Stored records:
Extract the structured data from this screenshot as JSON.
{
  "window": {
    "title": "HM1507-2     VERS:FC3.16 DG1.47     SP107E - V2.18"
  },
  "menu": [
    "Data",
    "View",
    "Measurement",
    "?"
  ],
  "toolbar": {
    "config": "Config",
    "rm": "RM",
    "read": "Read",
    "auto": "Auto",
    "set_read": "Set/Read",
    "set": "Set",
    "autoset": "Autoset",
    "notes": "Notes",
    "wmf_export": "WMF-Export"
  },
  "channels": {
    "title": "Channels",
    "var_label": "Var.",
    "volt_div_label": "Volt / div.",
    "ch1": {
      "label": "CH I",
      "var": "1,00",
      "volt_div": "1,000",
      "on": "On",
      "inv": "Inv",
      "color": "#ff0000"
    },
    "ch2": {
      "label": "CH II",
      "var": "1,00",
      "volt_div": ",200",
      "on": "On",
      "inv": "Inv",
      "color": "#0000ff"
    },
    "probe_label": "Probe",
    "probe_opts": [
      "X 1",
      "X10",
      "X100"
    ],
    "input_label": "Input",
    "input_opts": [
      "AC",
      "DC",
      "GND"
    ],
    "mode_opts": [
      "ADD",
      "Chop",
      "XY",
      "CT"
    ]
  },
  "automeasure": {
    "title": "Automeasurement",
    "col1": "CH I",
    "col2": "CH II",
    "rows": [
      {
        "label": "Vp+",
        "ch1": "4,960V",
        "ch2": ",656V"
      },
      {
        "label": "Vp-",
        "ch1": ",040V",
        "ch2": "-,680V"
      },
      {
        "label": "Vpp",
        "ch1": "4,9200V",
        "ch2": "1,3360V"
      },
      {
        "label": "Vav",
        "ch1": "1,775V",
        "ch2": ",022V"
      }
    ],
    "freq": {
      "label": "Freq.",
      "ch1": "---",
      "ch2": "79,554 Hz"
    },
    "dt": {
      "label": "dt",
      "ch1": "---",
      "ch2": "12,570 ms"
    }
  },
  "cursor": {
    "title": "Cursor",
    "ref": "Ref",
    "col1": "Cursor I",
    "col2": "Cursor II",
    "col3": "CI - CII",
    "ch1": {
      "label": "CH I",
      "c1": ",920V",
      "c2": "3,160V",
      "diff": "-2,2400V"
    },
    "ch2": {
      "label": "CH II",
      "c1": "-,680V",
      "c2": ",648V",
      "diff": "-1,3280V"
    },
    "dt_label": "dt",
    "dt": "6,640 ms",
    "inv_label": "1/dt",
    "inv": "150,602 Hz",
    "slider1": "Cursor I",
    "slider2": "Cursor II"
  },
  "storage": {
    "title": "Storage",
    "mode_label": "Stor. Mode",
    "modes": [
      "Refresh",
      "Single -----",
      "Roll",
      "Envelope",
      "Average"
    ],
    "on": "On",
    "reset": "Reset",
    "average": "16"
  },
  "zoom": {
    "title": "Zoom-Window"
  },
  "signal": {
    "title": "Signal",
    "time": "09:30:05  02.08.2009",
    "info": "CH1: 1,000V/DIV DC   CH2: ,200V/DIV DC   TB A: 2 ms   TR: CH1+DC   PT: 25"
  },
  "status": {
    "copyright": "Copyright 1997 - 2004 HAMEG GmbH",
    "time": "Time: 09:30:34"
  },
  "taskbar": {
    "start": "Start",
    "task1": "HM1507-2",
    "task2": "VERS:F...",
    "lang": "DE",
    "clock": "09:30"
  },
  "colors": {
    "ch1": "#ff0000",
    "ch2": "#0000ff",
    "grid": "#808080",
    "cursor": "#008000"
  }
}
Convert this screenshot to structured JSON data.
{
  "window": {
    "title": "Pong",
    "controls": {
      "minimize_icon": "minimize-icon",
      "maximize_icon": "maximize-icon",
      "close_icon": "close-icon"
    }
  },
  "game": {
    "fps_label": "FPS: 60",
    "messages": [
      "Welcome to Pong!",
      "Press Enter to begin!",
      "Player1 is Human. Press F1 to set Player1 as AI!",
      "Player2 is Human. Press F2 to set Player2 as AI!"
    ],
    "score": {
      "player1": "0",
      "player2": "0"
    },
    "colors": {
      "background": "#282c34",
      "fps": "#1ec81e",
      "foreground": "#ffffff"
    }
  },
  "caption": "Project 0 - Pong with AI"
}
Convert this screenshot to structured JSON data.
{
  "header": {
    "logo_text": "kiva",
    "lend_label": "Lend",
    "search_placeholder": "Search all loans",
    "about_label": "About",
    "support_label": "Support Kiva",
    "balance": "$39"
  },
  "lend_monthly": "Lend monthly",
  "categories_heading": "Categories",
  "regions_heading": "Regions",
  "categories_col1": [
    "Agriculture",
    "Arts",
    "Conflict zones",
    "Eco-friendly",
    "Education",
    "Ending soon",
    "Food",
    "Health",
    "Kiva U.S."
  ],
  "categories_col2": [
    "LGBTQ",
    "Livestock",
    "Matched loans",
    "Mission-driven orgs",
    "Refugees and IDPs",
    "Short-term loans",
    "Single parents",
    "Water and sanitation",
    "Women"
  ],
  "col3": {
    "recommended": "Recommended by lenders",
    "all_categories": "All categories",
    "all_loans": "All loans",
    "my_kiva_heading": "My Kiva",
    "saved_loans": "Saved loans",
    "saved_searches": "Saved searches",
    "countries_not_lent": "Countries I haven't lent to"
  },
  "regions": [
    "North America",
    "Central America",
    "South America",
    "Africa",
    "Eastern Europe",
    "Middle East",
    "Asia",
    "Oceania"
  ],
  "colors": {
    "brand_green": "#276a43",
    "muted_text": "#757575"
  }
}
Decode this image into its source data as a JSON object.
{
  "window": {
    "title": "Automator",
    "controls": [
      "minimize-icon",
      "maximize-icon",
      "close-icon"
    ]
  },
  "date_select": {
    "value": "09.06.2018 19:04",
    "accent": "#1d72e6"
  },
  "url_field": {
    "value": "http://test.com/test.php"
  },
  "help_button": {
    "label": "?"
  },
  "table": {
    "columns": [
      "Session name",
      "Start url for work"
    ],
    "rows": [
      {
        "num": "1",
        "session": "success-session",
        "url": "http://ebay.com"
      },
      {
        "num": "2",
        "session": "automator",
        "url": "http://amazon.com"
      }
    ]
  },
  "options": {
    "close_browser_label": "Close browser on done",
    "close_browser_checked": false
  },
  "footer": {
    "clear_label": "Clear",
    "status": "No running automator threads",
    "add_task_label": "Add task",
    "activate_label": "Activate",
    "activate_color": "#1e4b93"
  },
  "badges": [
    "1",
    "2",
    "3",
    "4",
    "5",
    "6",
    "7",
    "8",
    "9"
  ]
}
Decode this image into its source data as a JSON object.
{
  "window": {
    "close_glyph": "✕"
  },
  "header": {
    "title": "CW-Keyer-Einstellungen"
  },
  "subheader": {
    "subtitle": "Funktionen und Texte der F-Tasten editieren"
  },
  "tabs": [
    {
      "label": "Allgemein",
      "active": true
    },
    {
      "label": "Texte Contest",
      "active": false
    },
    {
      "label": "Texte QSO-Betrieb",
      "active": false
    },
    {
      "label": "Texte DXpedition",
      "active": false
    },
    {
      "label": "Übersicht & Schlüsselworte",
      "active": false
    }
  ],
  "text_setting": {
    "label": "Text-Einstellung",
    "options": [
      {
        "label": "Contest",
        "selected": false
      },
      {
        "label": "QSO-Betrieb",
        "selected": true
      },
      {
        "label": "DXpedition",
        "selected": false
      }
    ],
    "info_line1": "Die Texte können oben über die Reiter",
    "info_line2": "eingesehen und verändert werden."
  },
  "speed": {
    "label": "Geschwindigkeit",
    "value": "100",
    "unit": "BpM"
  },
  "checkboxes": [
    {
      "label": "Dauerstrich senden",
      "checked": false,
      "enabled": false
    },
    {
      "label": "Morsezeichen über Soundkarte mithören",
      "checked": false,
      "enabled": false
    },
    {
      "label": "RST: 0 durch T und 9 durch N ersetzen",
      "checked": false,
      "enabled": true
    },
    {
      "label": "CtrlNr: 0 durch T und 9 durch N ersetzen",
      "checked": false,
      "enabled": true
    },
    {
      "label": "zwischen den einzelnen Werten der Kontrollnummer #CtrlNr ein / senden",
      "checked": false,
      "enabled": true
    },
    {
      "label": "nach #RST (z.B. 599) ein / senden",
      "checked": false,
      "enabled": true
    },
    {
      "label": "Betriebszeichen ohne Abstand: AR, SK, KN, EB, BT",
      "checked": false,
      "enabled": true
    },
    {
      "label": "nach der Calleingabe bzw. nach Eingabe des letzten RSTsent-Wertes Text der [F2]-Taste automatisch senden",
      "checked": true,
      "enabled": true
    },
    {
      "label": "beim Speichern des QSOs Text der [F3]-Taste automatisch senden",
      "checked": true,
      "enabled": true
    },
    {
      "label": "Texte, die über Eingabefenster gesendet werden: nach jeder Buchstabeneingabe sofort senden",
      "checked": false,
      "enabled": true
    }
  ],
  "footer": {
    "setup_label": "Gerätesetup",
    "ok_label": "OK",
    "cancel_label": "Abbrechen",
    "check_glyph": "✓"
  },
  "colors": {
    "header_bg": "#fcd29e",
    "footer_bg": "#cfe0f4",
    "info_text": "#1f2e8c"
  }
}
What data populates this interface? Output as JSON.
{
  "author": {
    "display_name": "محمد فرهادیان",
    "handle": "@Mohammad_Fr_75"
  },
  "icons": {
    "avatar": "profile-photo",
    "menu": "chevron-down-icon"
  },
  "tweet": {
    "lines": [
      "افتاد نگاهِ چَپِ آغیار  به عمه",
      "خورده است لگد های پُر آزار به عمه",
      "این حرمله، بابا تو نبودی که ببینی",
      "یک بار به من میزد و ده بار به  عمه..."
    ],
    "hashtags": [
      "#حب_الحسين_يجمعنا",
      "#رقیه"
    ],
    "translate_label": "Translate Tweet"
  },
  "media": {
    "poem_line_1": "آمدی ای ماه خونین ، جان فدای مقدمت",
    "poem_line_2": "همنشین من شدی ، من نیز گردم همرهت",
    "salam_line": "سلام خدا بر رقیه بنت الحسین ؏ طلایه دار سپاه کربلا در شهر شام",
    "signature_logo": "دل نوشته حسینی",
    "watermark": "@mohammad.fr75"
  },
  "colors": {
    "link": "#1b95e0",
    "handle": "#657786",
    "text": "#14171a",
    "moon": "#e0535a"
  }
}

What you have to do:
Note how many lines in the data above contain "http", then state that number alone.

Response box:
3